After dark, there are no city lights, or even house lights to offset the sky. As we looked out at the night sky, we could see the stars, the moon, and the milky-way like we have never seen it before. Vivid is barely enough of a word to describe the beauty that the sky held! It was one of the most beautiful night skies I have ever seen in my life! Luckily for me, we had plenty of time to stare at the stars on our way to the fiesta. They surprised us all by dressing us in traditional clothing; this was easier for Chase than me! Chase got a large, grey poncho while I was out fitted on a fluffy white blouse, 2 skirts (one green, the other red), and the tightest belt that has ever been tied around my waist. I was easily a foot taller than every woman on the island, and that made for an awkward fit. Instead of reaching my shins, the 2 skirts barely came above my knees!!! It is a good thing I was wearing jeans underneath, or I might have been quite scandalous… 😉

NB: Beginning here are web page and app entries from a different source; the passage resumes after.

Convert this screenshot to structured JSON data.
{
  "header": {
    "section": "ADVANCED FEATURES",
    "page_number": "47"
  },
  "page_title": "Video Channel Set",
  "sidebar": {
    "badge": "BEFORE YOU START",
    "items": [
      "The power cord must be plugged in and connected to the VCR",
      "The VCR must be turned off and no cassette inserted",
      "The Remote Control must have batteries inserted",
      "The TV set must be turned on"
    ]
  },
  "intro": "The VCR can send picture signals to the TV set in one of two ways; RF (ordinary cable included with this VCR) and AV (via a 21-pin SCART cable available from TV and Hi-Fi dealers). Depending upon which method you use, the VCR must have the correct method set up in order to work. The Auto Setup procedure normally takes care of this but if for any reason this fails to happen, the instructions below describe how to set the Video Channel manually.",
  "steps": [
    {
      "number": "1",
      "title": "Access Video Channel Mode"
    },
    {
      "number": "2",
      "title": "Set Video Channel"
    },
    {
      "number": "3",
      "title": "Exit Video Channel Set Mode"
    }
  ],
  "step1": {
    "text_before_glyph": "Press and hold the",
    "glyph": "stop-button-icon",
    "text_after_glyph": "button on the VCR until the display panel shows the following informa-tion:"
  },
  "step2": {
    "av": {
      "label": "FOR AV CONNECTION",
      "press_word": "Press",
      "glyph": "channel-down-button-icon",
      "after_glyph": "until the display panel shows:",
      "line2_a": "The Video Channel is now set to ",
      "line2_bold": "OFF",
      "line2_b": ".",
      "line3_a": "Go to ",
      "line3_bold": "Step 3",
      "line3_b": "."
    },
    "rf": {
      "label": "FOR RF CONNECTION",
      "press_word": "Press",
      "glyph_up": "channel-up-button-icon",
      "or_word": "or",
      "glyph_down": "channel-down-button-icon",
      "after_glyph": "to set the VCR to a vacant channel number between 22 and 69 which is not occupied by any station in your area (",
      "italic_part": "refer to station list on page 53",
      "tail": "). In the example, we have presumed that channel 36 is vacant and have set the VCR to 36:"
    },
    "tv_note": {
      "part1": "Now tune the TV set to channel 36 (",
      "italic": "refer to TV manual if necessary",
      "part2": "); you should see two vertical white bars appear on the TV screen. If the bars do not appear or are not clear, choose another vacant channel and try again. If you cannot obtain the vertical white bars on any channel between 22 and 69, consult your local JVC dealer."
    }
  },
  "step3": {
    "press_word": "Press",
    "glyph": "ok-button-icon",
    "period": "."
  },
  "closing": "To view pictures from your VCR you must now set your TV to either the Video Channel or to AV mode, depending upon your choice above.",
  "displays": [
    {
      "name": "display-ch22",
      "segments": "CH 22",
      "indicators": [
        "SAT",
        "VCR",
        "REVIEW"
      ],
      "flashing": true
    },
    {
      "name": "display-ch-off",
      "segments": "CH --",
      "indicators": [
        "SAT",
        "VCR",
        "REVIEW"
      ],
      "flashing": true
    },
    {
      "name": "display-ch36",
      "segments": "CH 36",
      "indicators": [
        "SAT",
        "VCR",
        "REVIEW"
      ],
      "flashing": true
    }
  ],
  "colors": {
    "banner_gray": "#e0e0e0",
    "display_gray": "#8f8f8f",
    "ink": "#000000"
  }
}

With no electricity or running water, the nights get cold on Amantani Island. We had 6 extremely heavy blankets laying over a reed bed to sleep on. Beds made of reed instead of mattresses are not bad at all! I slept surprisingly well that night and was up by sunrise the next morning. The sunrise was as beautiful as the sunset. Chase and I walked to the shore and saw some of the men fishing in tiny boats, the occasional rise from a fish in the lake, and the colors changing minute by minute. We had a quick breakfast and hopped on the boat for our next island adventure.
We pulled ashore to Taquile Island. With grand homes and buildings made of adobe, colorful clothing, and fresh trout for lunch, this island reflected another style and culture of ancient Peru. Based largely on matrimonial culture, all of the clothes and hats of the locals show who they are as a person. This includes single versus married and child versus adult. As we walked along the island, we were surrounded by greenery! For winter, this island looks better than my dad’s green lawn in the summer! The water sparkled around as we sat down at our lunch restaurant. Our table was next to an array of flowers growing with the lake as the backdrop. It was the PERFECT place to relax and have lunch. Our lunches were prepared as traditional trout dishes with fresh fish caught in the lake. I had quinoa soup and an omelette, but Chase immensely enjoyed the trout. This last island was the most beautiful in my humble opinion, and a great ending to our 2 day island adventure. We reached Puno for one last night to rest before our bus the next morning. As our first city in Peru, and my first look at Peru’s culture and beauty, I have already fallen in love. I can’t wait to share more stories and adventures over our next 5 weeks here in Peru!
From somewhere new,